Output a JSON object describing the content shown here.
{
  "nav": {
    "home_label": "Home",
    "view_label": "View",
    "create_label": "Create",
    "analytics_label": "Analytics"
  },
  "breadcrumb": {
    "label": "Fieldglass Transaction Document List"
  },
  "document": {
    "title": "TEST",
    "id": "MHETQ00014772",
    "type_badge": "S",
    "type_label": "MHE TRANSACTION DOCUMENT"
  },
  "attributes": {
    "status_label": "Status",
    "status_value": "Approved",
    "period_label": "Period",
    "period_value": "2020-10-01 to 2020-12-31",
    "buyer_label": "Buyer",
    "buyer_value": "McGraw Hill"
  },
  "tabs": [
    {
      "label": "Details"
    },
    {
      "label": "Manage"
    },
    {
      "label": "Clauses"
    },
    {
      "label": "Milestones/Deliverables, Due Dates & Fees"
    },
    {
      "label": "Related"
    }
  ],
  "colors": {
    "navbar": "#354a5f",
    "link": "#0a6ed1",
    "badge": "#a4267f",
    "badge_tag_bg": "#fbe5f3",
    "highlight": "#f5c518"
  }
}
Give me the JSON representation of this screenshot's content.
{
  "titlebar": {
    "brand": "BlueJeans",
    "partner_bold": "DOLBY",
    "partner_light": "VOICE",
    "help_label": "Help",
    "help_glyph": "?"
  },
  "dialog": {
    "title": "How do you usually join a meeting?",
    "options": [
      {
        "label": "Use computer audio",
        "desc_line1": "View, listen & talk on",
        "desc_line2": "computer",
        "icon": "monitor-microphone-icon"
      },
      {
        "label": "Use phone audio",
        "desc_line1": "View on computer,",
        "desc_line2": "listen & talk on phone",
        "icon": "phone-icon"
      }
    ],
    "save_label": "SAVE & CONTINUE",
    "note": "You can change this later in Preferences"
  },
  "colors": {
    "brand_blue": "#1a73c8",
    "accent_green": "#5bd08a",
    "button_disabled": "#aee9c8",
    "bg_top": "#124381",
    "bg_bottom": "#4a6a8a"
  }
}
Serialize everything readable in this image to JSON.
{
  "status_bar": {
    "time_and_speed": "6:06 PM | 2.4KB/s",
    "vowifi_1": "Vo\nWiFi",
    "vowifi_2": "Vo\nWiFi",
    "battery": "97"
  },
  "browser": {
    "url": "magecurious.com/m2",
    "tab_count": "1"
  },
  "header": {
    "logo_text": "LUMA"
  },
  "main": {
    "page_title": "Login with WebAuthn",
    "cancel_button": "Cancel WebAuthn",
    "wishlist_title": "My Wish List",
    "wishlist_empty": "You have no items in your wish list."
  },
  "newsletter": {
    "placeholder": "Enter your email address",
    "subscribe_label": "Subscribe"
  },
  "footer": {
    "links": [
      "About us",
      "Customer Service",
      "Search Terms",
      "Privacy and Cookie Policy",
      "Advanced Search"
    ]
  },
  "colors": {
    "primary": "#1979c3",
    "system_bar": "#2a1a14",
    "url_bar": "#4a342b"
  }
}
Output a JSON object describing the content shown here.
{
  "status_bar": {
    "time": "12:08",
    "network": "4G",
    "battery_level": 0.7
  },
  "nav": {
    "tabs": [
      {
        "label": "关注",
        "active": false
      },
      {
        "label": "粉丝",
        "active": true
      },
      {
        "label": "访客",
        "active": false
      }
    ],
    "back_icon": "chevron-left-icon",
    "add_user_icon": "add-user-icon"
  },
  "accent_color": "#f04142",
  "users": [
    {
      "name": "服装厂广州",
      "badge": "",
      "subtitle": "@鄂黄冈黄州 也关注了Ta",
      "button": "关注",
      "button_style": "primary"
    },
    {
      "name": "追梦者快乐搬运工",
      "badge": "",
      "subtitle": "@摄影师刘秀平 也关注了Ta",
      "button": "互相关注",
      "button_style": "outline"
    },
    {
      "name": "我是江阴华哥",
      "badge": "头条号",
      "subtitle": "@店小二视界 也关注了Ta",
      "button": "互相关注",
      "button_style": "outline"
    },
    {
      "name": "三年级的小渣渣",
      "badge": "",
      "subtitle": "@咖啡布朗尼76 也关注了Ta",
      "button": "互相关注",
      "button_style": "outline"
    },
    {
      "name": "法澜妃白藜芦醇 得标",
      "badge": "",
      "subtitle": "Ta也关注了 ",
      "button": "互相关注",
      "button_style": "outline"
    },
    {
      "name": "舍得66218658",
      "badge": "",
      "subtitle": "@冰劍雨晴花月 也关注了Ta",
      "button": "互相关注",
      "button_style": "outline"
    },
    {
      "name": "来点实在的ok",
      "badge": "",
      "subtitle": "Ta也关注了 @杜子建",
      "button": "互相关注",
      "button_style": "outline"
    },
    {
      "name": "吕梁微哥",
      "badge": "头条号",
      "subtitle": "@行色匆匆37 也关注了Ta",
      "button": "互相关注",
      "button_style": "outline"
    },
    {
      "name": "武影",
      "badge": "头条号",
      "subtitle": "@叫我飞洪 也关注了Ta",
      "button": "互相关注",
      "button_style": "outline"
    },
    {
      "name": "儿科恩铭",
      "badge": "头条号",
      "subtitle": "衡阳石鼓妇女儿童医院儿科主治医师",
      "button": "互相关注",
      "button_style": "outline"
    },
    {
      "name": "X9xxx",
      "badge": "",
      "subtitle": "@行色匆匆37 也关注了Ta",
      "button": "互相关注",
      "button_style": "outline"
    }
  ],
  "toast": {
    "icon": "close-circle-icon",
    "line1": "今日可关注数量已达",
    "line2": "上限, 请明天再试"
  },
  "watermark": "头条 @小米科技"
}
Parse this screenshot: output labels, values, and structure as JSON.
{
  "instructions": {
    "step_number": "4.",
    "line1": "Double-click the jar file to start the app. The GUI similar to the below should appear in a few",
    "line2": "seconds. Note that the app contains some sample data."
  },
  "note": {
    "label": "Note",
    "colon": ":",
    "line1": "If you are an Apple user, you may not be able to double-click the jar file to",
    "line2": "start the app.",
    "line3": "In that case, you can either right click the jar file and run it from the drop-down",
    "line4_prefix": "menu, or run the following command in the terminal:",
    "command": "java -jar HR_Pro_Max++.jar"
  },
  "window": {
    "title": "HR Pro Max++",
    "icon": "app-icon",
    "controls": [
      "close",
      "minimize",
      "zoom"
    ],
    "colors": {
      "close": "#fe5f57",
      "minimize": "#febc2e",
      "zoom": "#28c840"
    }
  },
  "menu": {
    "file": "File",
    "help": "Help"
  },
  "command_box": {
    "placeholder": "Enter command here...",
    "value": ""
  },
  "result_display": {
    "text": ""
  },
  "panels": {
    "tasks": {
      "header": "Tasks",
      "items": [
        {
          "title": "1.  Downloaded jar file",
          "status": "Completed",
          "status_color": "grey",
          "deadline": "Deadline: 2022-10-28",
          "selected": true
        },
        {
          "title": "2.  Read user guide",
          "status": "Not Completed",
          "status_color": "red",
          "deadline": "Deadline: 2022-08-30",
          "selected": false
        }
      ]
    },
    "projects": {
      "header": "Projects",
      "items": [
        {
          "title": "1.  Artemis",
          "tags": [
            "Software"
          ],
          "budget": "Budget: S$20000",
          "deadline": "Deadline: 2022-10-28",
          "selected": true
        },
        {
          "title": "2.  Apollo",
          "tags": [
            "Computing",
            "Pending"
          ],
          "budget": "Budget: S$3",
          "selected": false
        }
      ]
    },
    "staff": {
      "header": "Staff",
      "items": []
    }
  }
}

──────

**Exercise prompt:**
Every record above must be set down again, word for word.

**Task answer:**
Output a JSON object describing the content shown here.
{
  "nav": {
    "home_label": "Home",
    "view_label": "View",
    "create_label": "Create",
    "analytics_label": "Analytics"
  },
  "breadcrumb": {
    "label": "Fieldglass Transaction Document List"
  },
  "document": {
    "title": "TEST",
    "id": "MHETQ00014772",
    "type_badge": "S",
    "type_label": "MHE TRANSACTION DOCUMENT"
  },
  "attributes": {
    "status_label": "Status",
    "status_value": "Approved",
    "period_label": "Period",
    "period_value": "2020-10-01 to 2020-12-31",
    "buyer_label": "Buyer",
    "buyer_value": "McGraw Hill"
  },
  "tabs": [
    {
      "label": "Details"
    },
    {
      "label": "Manage"
    },
    {
      "label": "Clauses"
    },
    {
      "label": "Milestones/Deliverables, Due Dates & Fees"
    },
    {
      "label": "Related"
    }
  ],
  "colors": {
    "navbar": "#354a5f",
    "link": "#0a6ed1",
    "badge": "#a4267f",
    "badge_tag_bg": "#fbe5f3",
    "highlight": "#f5c518"
  }
}
Give me the JSON representation of this screenshot's content.
{
  "titlebar": {
    "brand": "BlueJeans",
    "partner_bold": "DOLBY",
    "partner_light": "VOICE",
    "help_label": "Help",
    "help_glyph": "?"
  },
  "dialog": {
    "title": "How do you usually join a meeting?",
    "options": [
      {
        "label": "Use computer audio",
        "desc_line1": "View, listen & talk on",
        "desc_line2": "computer",
        "icon": "monitor-microphone-icon"
      },
      {
        "label": "Use phone audio",
        "desc_line1": "View on computer,",
        "desc_line2": "listen & talk on phone",
        "icon": "phone-icon"
      }
    ],
    "save_label": "SAVE & CONTINUE",
    "note": "You can change this later in Preferences"
  },
  "colors": {
    "brand_blue": "#1a73c8",
    "accent_green": "#5bd08a",
    "button_disabled": "#aee9c8",
    "bg_top": "#124381",
    "bg_bottom": "#4a6a8a"
  }
}
Serialize everything readable in this image to JSON.
{
  "status_bar": {
    "time_and_speed": "6:06 PM | 2.4KB/s",
    "vowifi_1": "Vo\nWiFi",
    "vowifi_2": "Vo\nWiFi",
    "battery": "97"
  },
  "browser": {
    "url": "magecurious.com/m2",
    "tab_count": "1"
  },
  "header": {
    "logo_text": "LUMA"
  },
  "main": {
    "page_title": "Login with WebAuthn",
    "cancel_button": "Cancel WebAuthn",
    "wishlist_title": "My Wish List",
    "wishlist_empty": "You have no items in your wish list."
  },
  "newsletter": {
    "placeholder": "Enter your email address",
    "subscribe_label": "Subscribe"
  },
  "footer": {
    "links": [
      "About us",
      "Customer Service",
      "Search Terms",
      "Privacy and Cookie Policy",
      "Advanced Search"
    ]
  },
  "colors": {
    "primary": "#1979c3",
    "system_bar": "#2a1a14",
    "url_bar": "#4a342b"
  }
}
Output a JSON object describing the content shown here.
{
  "status_bar": {
    "time": "12:08",
    "network": "4G",
    "battery_level": 0.7
  },
  "nav": {
    "tabs": [
      {
        "label": "关注",
        "active": false
      },
      {
        "label": "粉丝",
        "active": true
      },
      {
        "label": "访客",
        "active": false
      }
    ],
    "back_icon": "chevron-left-icon",
    "add_user_icon": "add-user-icon"
  },
  "accent_color": "#f04142",
  "users": [
    {
      "name": "服装厂广州",
      "badge": "",
      "subtitle": "@鄂黄冈黄州 也关注了Ta",
      "button": "关注",
      "button_style": "primary"
    },
    {
      "name": "追梦者快乐搬运工",
      "badge": "",
      "subtitle": "@摄影师刘秀平 也关注了Ta",
      "button": "互相关注",
      "button_style": "outline"
    },
    {
      "name": "我是江阴华哥",
      "badge": "头条号",
      "subtitle": "@店小二视界 也关注了Ta",
      "button": "互相关注",
      "button_style": "outline"
    },
    {
      "name": "三年级的小渣渣",
      "badge": "",
      "subtitle": "@咖啡布朗尼76 也关注了Ta",
      "button": "互相关注",
      "button_style": "outline"
    },
    {
      "name": "法澜妃白藜芦醇 得标",
      "badge": "",
      "subtitle": "Ta也关注了 ",
      "button": "互相关注",
      "button_style": "outline"
    },
    {
      "name": "舍得66218658",
      "badge": "",
      "subtitle": "@冰劍雨晴花月 也关注了Ta",
      "button": "互相关注",
      "button_style": "outline"
    },
    {
      "name": "来点实在的ok",
      "badge": "",
      "subtitle": "Ta也关注了 @杜子建",
      "button": "互相关注",
      "button_style": "outline"
    },
    {
      "name": "吕梁微哥",
      "badge": "头条号",
      "subtitle": "@行色匆匆37 也关注了Ta",
      "button": "互相关注",
      "button_style": "outline"
    },
    {
      "name": "武影",
      "badge": "头条号",
      "subtitle": "@叫我飞洪 也关注了Ta",
      "button": "互相关注",
      "button_style": "outline"
    },
    {
      "name": "儿科恩铭",
      "badge": "头条号",
      "subtitle": "衡阳石鼓妇女儿童医院儿科主治医师",
      "button": "互相关注",
      "button_style": "outline"
    },
    {
      "name": "X9xxx",
      "badge": "",
      "subtitle": "@行色匆匆37 也关注了Ta",
      "button": "互相关注",
      "button_style": "outline"
    }
  ],
  "toast": {
    "icon": "close-circle-icon",
    "line1": "今日可关注数量已达",
    "line2": "上限, 请明天再试"
  },
  "watermark": "头条 @小米科技"
}
Parse this screenshot: output labels, values, and structure as JSON.
{
  "instructions": {
    "step_number": "4.",
    "line1": "Double-click the jar file to start the app. The GUI similar to the below should appear in a few",
    "line2": "seconds. Note that the app contains some sample data."
  },
  "note": {
    "label": "Note",
    "colon": ":",
    "line1": "If you are an Apple user, you may not be able to double-click the jar file to",
    "line2": "start the app.",
    "line3": "In that case, you can either right click the jar file and run it from the drop-down",
    "line4_prefix": "menu, or run the following command in the terminal:",
    "command": "java -jar HR_Pro_Max++.jar"
  },
  "window": {
    "title": "HR Pro Max++",
    "icon": "app-icon",
    "controls": [
      "close",
      "minimize",
      "zoom"
    ],
    "colors": {
      "close": "#fe5f57",
      "minimize": "#febc2e",
      "zoom": "#28c840"
    }
  },
  "menu": {
    "file": "File",
    "help": "Help"
  },
  "command_box": {
    "placeholder": "Enter command here...",
    "value": ""
  },
  "result_display": {
    "text": ""
  },
  "panels": {
    "tasks": {
      "header": "Tasks",
      "items": [
        {
          "title": "1.  Downloaded jar file",
          "status": "Completed",
          "status_color": "grey",
          "deadline": "Deadline: 2022-10-28",
          "selected": true
        },
        {
          "title": "2.  Read user guide",
          "status": "Not Completed",
          "status_color": "red",
          "deadline": "Deadline: 2022-08-30",
          "selected": false
        }
      ]
    },
    "projects": {
      "header": "Projects",
      "items": [
        {
          "title": "1.  Artemis",
          "tags": [
            "Software"
          ],
          "budget": "Budget: S$20000",
          "deadline": "Deadline: 2022-10-28",
          "selected": true
        },
        {
          "title": "2.  Apollo",
          "tags": [
            "Computing",
            "Pending"
          ],
          "budget": "Budget: S$3",
          "selected": false
        }
      ]
    },
    "staff": {
      "header": "Staff",
      "items": []
    }
  }
}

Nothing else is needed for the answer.